There has always been censorship, just really a ban of free speech and expression. The BBC as far back as Lord Reith supported, it seems, by the establishment, soon worked out what and how to give the great unwashed, which was what they thought they should or shouldn’t hear, what views would be acceptable and what was not, with the occasional moderated letter from Mr. Angry.
As TV viewing grew and had more influence the same standards applied. Strictly and controlled criticism and complaint: we are, after all, the BBC.
Why so little criticism? Was this because the media was part of the establishment and not too keen on rocking the boat, even though stories from political figures, the civil service, the Royal family and celebrities make very good copy which sells.
Society changed fast, more liberal views were evidenced in theatre, films, TV soaps and the press and by the 1980s all bets were off. The press printed what it wanted when it wanted, but was more or less focused on either ‘left’ or ‘right’ wing views which mostly mirrored the views of their largely tribal readers.
Gradually Political Correctness (described to me recently as no problem as it was really just the polite way to speak or write!) replaced Reith’s supposedly benign view of the world: one set of controls replaced by a just as subtle but authoritarian Marxist left wing politically correct orthodoxy.
Then came the internet, and suddenly anyone with a view on anything had access to a medium that would allow them to do for free and without hindrance what the traditional media didn’t.
Wilson had banned pirate radio, as a later labour government would ban citizen band am radio communication. ‘We can’t have the little people talking to each other without our control can we.’ What to do about citizen journalists? asked the media, ‘we can’t control it’

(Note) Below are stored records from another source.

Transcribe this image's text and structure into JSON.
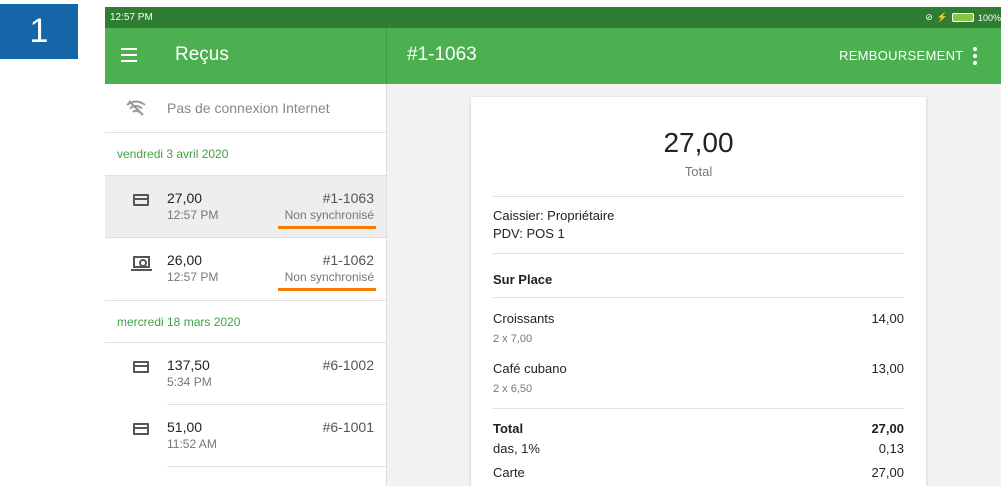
{
  "step": "1",
  "status_bar": {
    "time": "12:57 PM",
    "battery": "100%"
  },
  "appbar": {
    "title": "Reçus",
    "receipt_number": "#1-1063",
    "refund_label": "REMBOURSEMENT"
  },
  "list": {
    "offline_text": "Pas de connexion Internet",
    "groups": [
      {
        "date": "vendredi 3 avril 2020",
        "items": [
          {
            "amount": "27,00",
            "time": "12:57 PM",
            "number": "#1-1063",
            "sync": "Non synchronisé",
            "icon": "card-icon"
          },
          {
            "amount": "26,00",
            "time": "12:57 PM",
            "number": "#1-1062",
            "sync": "Non synchronisé",
            "icon": "cash-icon"
          }
        ]
      },
      {
        "date": "mercredi 18 mars 2020",
        "items": [
          {
            "amount": "137,50",
            "time": "5:34 PM",
            "number": "#6-1002",
            "icon": "card-icon"
          },
          {
            "amount": "51,00",
            "time": "11:52 AM",
            "number": "#6-1001",
            "icon": "card-icon"
          }
        ]
      }
    ]
  },
  "receipt": {
    "total_amount": "27,00",
    "total_label": "Total",
    "cashier": "Caissier: Propriétaire",
    "pos": "PDV: POS 1",
    "dining_option": "Sur Place",
    "items": [
      {
        "name": "Croissants",
        "qty": "2 x 7,00",
        "price": "14,00"
      },
      {
        "name": "Café cubano",
        "qty": "2 x 6,50",
        "price": "13,00"
      }
    ],
    "total_row": {
      "label": "Total",
      "value": "27,00"
    },
    "tax_row": {
      "label": "das, 1%",
      "value": "0,13"
    },
    "payment_row": {
      "label": "Carte",
      "value": "27,00"
    }
  },
  "colors": {
    "appbar": "#4caf50",
    "statusbar": "#2e7d32",
    "accent_date": "#43a047",
    "underline": "#f57c00",
    "badge": "#1565a8"
  }
}
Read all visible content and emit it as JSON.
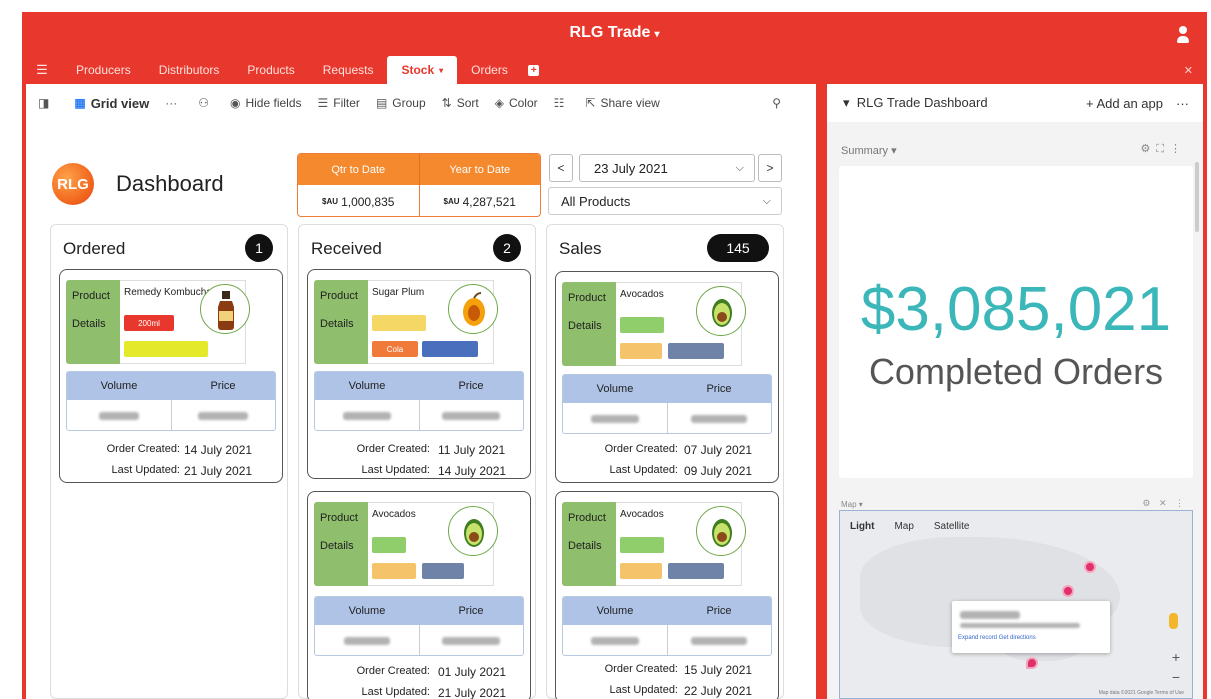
{
  "app": {
    "title": "RLG Trade",
    "title_caret": "▾"
  },
  "tabs": [
    {
      "label": "Producers"
    },
    {
      "label": "Distributors"
    },
    {
      "label": "Products"
    },
    {
      "label": "Requests"
    },
    {
      "label": "Stock",
      "active": true,
      "caret": "▾"
    },
    {
      "label": "Orders"
    }
  ],
  "toolbar": {
    "grid_view": "Grid view",
    "hide_fields": "Hide fields",
    "filter": "Filter",
    "group": "Group",
    "sort": "Sort",
    "color": "Color",
    "share_view": "Share view"
  },
  "dashboard": {
    "logo_text": "RLG",
    "title": "Dashboard",
    "kpi": {
      "qtr_label": "Qtr to Date",
      "year_label": "Year to Date",
      "currency": "$AU",
      "qtr_value": "1,000,835",
      "year_value": "4,287,521"
    },
    "prev": "<",
    "next": ">",
    "date": "23 July 2021",
    "product_filter": "All Products"
  },
  "labels": {
    "product": "Product",
    "details": "Details",
    "volume": "Volume",
    "price": "Price",
    "order_created": "Order Created:",
    "last_updated": "Last Updated:"
  },
  "columns": [
    {
      "title": "Ordered",
      "count": "1",
      "cards": [
        {
          "product": "Remedy Kombucha",
          "chip": "200ml",
          "created": "14 July 2021",
          "updated": "21 July 2021"
        }
      ]
    },
    {
      "title": "Received",
      "count": "2",
      "cards": [
        {
          "product": "Sugar Plum",
          "chip": "Cola",
          "created": "11 July 2021",
          "updated": "14 July 2021"
        },
        {
          "product": "Avocados",
          "created": "01 July 2021",
          "updated": "21 July 2021"
        }
      ]
    },
    {
      "title": "Sales",
      "count": "145",
      "cards": [
        {
          "product": "Avocados",
          "created": "07 July 2021",
          "updated": "09 July 2021"
        },
        {
          "product": "Avocados",
          "created": "15 July 2021",
          "updated": "22 July 2021"
        }
      ]
    }
  ],
  "right_panel": {
    "title": "RLG Trade Dashboard",
    "add_app": "+ Add an app",
    "summary_label": "Summary",
    "summary_value": "$3,085,021",
    "summary_caption": "Completed Orders",
    "map_label": "Map",
    "map_tabs": [
      "Light",
      "Map",
      "Satellite"
    ],
    "map_link": "Expand record   Get directions",
    "map_footer": "Map data ©2021 Google   Terms of Use"
  },
  "colors": {
    "brand_red": "#e8372c",
    "accent_orange": "#f5892e",
    "summary_teal": "#3bb7ba",
    "product_green": "#8fbe6c",
    "table_blue": "#aec3e6"
  }
}
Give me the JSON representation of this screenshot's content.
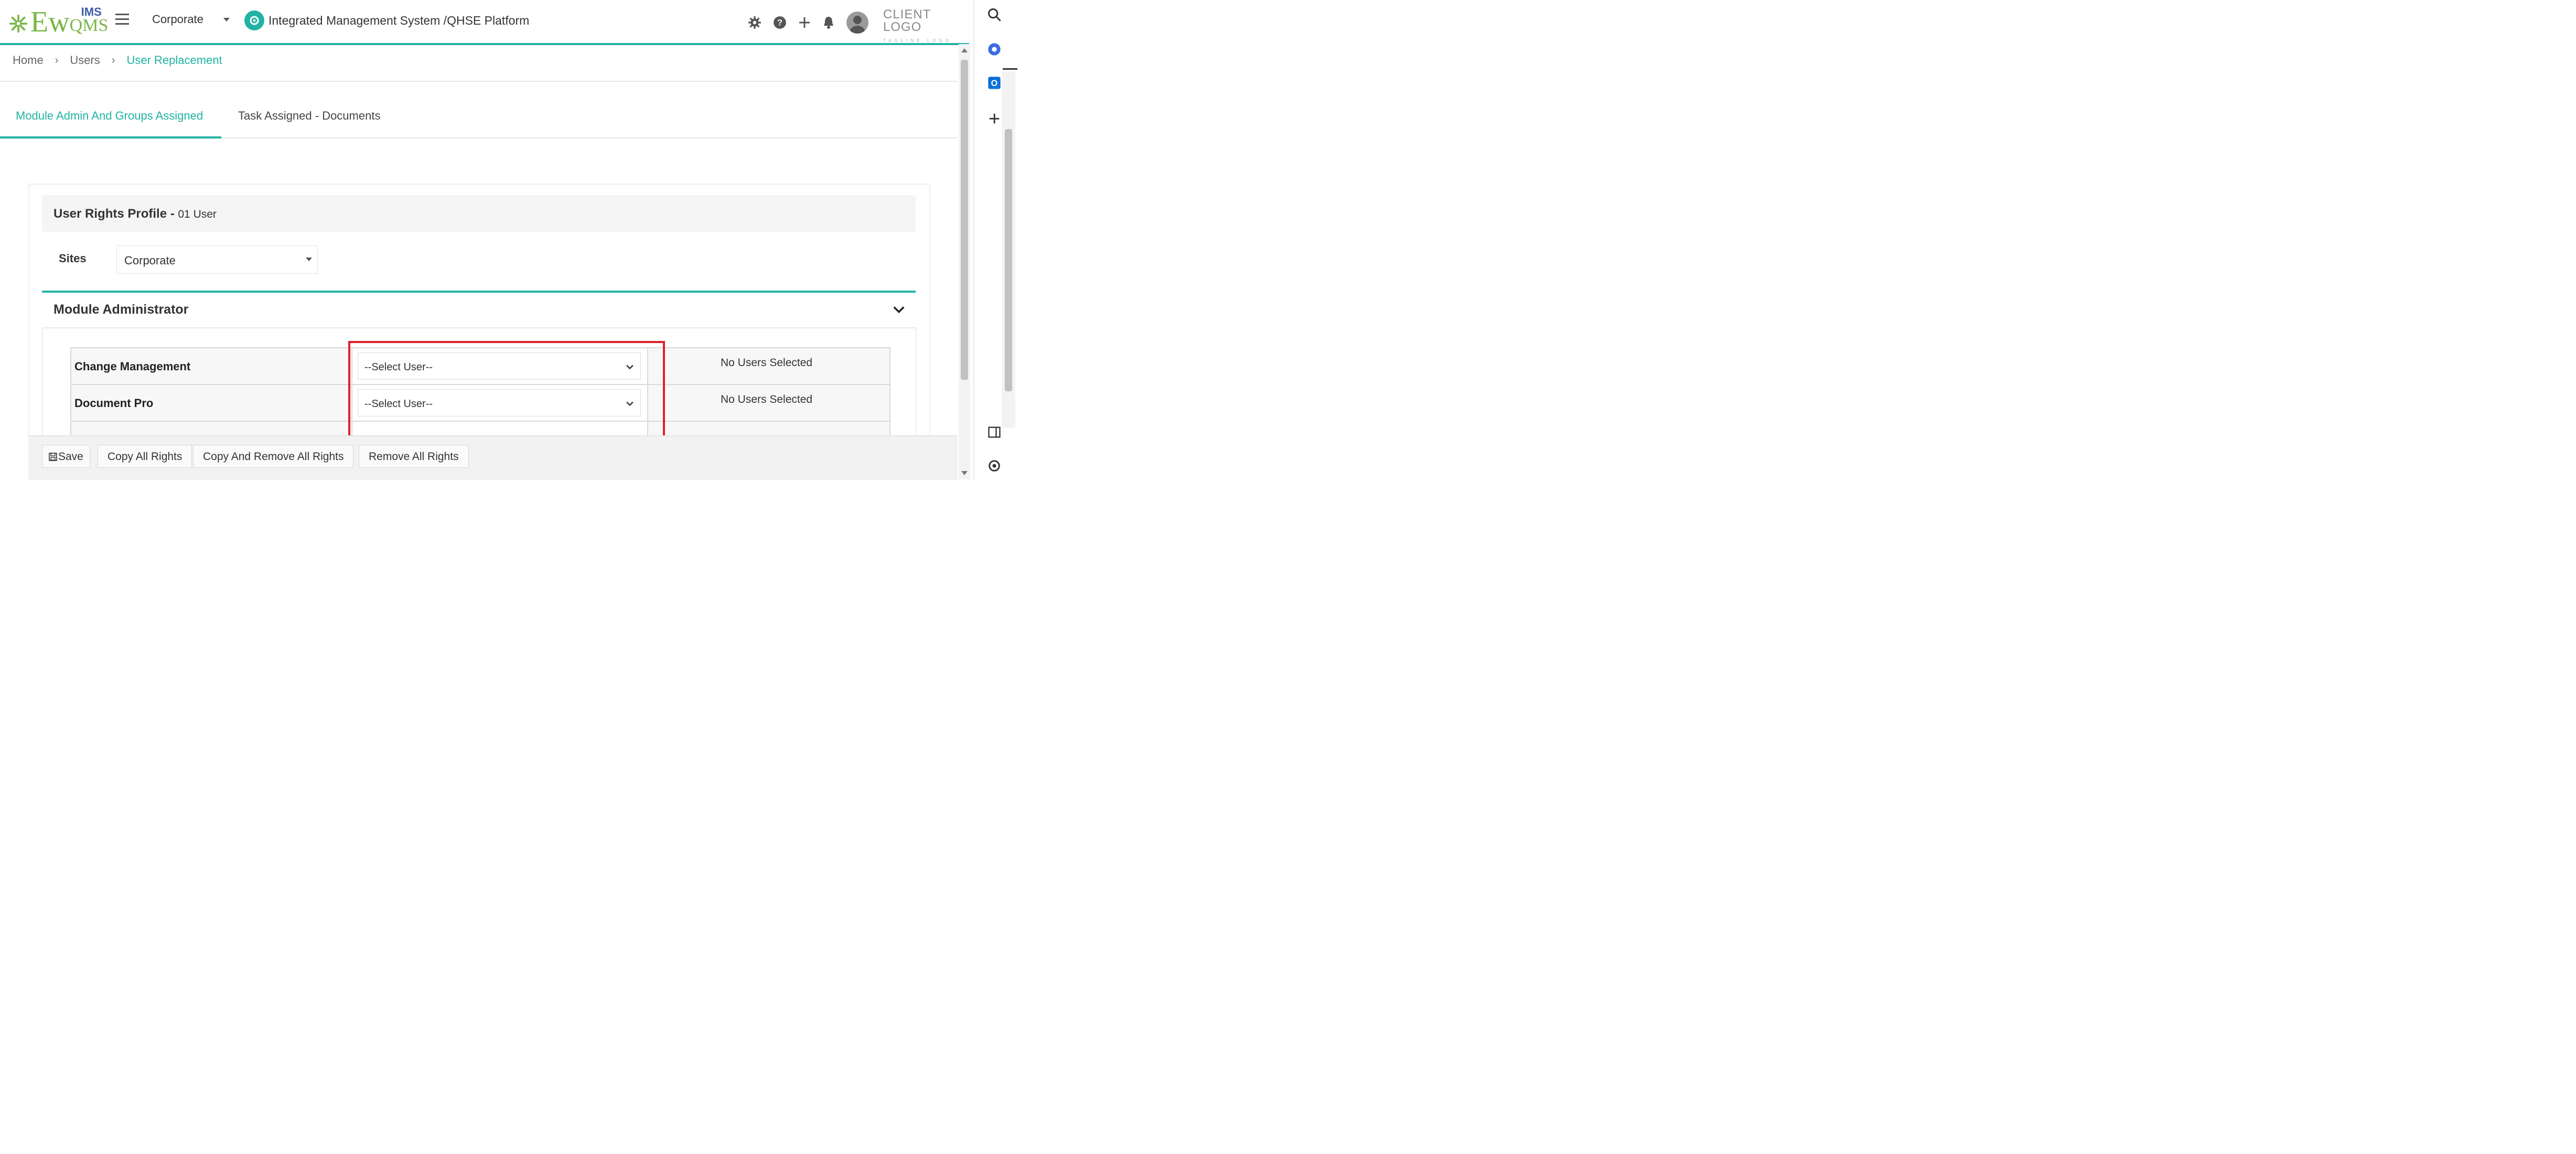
{
  "header": {
    "logo": {
      "ew": "Ew",
      "qms": "QMS",
      "ims": "IMS"
    },
    "site_selector": "Corporate",
    "platform_title": "Integrated Management System /QHSE Platform",
    "client_logo": "CLIENT LOGO",
    "client_logo_sub": "TAGLINE LOGO",
    "icons": [
      "gear-icon",
      "help-icon",
      "plus-icon",
      "bell-icon",
      "avatar"
    ]
  },
  "breadcrumb": {
    "home": "Home",
    "users": "Users",
    "current": "User Replacement"
  },
  "tabs": [
    {
      "label": "Module Admin And Groups Assigned",
      "active": true
    },
    {
      "label": "Task Assigned - Documents",
      "active": false
    }
  ],
  "profile": {
    "title": "User Rights Profile - ",
    "user": "01 User"
  },
  "sites": {
    "label": "Sites",
    "value": "Corporate"
  },
  "module_admin": {
    "title": "Module Administrator",
    "rows": [
      {
        "name": "Change Management",
        "select": "--Select User--",
        "status": "No Users Selected"
      },
      {
        "name": "Document Pro",
        "select": "--Select User--",
        "status": "No Users Selected"
      }
    ]
  },
  "toolbar": {
    "save": "Save",
    "copy_all": "Copy All Rights",
    "copy_remove": "Copy And Remove All Rights",
    "remove_all": "Remove All Rights"
  },
  "colors": {
    "accent": "#21b3a4",
    "logo_green": "#7ab648",
    "highlight": "#e0212b"
  }
}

The Web has, so far, proven to be mostly uncontrollable by the establishment, but we are now seeing a concerted attack on freedom of speech and expression, the struggle to control the ‘free press,’ the struggle to control what or what cannot be viewed or read on social media, with threats of prosecutions – not only of publishers but of commentators as well.
Many social media now have policies that are used to remove content that the owners feel is not appropriate, which now seems to mean in many cases anything with which they do not agree. Additionally, state surveillance of emails, web sites text and phone conversations are intrusive, with checks on this, checks on that, draconian measures mainly backed by the establishment and sold as being for the common good, but many would say to stifle free speech.
The establishment are past masters of control, pressure has now been put on social media companies to conform to the establishments views, and be in no doubt, the establishment plays a long game: decades of managing the public perception of the various wars, the EU, immigration, austerity and, more recently, promoting the politically correct which usually means the leftie or globalists viewpoint on anything but particularly Brexit, diversity, equality, LGBT, same sex marriage and so on. Not to mention the blanket of silence over the Yellow Vest protests in France – still going on by the way.
These days those who display or express the ‘wrong’ viewpoint or use the ‘wrong language’ will often find themselves subject to a social media storm, or have their comments removed or have their social media accounts terminated. Moderators enforce (to them) unacceptable viewpoints which are not allowed on their platforms.
There is the recent case where a pupil at a school in Scotland was excluded from school after disagreeing with school policy that there were more than two sexes. The video of the discussion with the teacher went, as we now say, viral. Excuse me? A pupil is censured for questioning what the teacher had said, in a school? No Freedom of speech allowed in school? Well I never!
Shut down dissent at the earliest opportunity then or divert and distract: not much difference then to not publishing unacceptable letters in earlier times, shutting down radio, controlling what can be filmed or written. Apparently ‘blog writers’ have already received visits from the police warning against what they have written, quoting legislation that many would feel open to interpretation.
(To be continued tomorrow in the concluding Part 3)